[Records drawn from a dataset]
┄┄┄┄┄┄┄┄┄┄┄┄┄┄┄┄┄┄┄┄

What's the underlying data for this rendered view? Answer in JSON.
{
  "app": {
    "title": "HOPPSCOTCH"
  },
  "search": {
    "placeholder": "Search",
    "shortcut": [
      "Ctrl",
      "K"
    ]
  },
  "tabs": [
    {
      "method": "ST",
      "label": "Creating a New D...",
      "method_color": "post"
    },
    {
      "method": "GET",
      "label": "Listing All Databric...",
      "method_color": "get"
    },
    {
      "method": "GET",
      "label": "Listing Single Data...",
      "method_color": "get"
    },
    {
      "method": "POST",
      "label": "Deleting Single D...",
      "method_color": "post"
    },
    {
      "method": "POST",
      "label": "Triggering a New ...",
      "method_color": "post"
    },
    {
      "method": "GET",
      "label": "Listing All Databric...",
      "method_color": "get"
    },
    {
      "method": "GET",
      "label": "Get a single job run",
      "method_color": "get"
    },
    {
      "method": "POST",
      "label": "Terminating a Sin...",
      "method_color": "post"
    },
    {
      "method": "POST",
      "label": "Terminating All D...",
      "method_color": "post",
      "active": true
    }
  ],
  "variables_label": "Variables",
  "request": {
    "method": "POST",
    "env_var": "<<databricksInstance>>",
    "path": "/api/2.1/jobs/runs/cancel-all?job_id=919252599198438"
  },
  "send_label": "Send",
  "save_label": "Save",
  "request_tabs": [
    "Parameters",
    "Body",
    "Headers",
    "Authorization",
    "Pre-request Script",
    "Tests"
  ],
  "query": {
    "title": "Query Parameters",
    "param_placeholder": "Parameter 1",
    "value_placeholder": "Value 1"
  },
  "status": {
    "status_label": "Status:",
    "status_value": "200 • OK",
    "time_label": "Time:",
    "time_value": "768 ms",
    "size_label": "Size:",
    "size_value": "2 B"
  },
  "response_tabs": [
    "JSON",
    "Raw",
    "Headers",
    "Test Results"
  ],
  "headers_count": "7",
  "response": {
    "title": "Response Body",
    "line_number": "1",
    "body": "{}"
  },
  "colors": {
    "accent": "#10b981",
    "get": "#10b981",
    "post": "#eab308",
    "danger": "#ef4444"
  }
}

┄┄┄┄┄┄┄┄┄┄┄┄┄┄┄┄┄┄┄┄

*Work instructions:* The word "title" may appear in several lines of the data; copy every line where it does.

*Solution for this task:*
    "title": "HOPPSCOTCH"
    "title": "Query Parameters",
    "title": "Response Body",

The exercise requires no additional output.